═════ Supplied material ═════
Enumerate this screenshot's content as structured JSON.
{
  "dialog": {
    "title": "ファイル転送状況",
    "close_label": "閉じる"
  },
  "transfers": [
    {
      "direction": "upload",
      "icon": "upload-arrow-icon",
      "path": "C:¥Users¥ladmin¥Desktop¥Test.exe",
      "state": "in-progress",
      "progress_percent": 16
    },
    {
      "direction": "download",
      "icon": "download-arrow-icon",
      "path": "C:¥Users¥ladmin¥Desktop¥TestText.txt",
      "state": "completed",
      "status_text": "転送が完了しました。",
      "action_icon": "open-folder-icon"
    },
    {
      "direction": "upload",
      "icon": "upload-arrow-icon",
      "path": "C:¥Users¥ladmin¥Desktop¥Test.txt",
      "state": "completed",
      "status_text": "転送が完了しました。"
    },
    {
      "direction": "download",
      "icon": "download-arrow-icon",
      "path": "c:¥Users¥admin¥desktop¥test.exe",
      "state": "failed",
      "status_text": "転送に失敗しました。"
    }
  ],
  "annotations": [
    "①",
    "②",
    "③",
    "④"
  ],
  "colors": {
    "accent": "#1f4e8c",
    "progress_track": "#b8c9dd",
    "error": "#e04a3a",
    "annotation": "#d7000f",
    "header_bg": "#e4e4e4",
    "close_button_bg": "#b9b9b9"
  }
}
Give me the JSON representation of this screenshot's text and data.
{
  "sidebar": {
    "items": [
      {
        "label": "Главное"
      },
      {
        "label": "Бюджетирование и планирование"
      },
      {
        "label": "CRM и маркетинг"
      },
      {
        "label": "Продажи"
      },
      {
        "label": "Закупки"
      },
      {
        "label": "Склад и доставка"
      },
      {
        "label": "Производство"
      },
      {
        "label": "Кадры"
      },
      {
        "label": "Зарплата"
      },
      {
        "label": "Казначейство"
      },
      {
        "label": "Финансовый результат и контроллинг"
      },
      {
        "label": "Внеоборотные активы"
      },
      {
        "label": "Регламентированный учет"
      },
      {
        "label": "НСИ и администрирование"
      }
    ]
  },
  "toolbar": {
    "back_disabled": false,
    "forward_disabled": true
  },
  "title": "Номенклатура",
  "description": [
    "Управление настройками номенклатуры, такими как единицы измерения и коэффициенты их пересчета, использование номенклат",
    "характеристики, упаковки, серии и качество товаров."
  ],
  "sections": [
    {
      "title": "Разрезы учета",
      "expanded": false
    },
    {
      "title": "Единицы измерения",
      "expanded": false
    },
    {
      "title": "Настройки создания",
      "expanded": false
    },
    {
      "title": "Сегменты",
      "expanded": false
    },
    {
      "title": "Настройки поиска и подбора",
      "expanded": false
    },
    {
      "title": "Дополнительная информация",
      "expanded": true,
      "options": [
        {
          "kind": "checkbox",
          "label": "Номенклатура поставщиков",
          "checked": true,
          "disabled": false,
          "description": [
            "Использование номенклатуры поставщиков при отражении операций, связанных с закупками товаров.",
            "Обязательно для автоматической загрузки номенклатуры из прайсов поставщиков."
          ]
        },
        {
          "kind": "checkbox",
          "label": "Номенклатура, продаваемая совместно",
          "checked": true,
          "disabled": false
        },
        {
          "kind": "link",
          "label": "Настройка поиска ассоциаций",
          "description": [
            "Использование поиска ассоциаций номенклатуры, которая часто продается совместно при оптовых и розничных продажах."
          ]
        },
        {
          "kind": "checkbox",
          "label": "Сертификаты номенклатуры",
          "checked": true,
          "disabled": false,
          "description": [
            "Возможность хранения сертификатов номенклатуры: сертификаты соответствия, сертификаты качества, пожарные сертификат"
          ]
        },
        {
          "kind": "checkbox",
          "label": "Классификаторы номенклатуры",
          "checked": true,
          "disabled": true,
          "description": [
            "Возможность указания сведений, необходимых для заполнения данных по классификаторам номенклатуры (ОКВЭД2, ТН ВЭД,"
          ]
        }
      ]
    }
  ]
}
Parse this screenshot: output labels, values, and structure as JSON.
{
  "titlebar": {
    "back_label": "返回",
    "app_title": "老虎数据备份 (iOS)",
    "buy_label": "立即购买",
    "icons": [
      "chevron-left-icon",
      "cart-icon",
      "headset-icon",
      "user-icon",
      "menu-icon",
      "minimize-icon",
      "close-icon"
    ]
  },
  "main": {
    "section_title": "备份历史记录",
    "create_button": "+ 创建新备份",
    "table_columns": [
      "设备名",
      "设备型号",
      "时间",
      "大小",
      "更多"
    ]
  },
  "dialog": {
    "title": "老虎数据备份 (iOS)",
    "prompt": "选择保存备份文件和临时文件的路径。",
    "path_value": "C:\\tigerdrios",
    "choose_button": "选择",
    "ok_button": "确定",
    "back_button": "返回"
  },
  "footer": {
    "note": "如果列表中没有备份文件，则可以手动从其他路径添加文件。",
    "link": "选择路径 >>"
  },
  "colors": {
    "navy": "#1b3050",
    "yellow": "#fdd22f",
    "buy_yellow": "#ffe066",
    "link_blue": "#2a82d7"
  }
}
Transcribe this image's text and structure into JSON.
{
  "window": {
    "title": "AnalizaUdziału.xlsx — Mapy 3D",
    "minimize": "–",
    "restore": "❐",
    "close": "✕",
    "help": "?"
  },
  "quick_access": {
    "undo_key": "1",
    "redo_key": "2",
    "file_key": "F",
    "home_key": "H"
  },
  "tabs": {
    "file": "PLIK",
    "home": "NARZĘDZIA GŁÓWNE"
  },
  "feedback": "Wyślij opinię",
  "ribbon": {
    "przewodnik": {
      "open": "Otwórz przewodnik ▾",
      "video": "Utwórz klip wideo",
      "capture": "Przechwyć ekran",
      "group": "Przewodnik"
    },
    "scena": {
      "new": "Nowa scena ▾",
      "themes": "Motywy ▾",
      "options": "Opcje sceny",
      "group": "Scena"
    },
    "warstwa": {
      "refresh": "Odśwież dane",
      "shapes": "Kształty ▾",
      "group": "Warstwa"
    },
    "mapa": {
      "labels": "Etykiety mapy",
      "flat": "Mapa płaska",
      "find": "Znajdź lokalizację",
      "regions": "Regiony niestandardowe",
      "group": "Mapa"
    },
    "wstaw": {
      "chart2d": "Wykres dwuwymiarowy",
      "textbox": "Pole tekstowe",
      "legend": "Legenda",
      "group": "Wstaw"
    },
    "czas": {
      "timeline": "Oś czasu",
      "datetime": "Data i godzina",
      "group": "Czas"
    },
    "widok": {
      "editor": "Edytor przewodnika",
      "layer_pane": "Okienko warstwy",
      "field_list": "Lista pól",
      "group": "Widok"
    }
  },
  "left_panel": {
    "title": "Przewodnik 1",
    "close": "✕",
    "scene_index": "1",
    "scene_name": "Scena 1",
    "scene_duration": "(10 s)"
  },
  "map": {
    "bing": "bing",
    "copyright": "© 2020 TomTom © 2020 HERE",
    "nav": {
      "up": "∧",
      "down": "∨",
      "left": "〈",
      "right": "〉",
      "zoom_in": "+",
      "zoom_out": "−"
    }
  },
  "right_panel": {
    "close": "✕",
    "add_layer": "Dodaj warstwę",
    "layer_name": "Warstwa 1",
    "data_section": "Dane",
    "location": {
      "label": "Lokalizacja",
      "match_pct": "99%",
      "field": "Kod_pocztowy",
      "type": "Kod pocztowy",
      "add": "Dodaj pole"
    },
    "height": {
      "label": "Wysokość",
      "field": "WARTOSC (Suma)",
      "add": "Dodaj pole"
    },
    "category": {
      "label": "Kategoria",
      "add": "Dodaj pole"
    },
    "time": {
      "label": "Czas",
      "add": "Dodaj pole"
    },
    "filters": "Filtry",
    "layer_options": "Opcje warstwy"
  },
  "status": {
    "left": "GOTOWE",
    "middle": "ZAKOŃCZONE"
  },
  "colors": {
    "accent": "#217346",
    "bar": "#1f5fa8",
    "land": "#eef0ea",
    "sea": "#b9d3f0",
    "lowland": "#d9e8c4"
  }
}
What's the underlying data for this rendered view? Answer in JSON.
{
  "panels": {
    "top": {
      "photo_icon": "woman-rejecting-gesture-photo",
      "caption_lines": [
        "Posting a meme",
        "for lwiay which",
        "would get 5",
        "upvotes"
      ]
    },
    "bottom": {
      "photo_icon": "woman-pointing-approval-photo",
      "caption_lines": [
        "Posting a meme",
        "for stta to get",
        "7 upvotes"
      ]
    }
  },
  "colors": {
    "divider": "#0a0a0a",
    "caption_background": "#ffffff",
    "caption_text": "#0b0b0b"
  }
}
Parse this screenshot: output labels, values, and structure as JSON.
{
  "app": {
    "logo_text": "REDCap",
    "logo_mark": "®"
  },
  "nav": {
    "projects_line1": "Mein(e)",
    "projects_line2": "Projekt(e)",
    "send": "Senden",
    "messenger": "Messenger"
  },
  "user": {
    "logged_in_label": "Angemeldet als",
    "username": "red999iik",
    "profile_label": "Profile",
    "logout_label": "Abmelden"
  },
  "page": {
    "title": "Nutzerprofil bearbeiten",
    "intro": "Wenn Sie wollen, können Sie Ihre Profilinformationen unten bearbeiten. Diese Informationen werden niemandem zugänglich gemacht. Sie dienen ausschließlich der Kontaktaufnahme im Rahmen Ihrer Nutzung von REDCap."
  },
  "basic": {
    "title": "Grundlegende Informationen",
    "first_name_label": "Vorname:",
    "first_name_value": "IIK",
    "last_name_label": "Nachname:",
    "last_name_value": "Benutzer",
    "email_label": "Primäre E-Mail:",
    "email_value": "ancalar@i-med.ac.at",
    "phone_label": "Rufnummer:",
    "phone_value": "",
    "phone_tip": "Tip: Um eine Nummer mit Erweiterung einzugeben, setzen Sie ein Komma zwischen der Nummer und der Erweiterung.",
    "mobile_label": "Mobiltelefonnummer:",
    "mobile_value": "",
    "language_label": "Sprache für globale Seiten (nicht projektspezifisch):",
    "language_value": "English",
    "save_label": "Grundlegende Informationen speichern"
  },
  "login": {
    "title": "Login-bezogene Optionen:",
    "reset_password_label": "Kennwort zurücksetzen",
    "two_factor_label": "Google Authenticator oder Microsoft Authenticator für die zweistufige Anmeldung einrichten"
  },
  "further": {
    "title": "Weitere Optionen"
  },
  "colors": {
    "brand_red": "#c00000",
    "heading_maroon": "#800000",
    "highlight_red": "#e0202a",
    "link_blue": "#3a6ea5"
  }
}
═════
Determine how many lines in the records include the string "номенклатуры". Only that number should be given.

### Solution to this task
8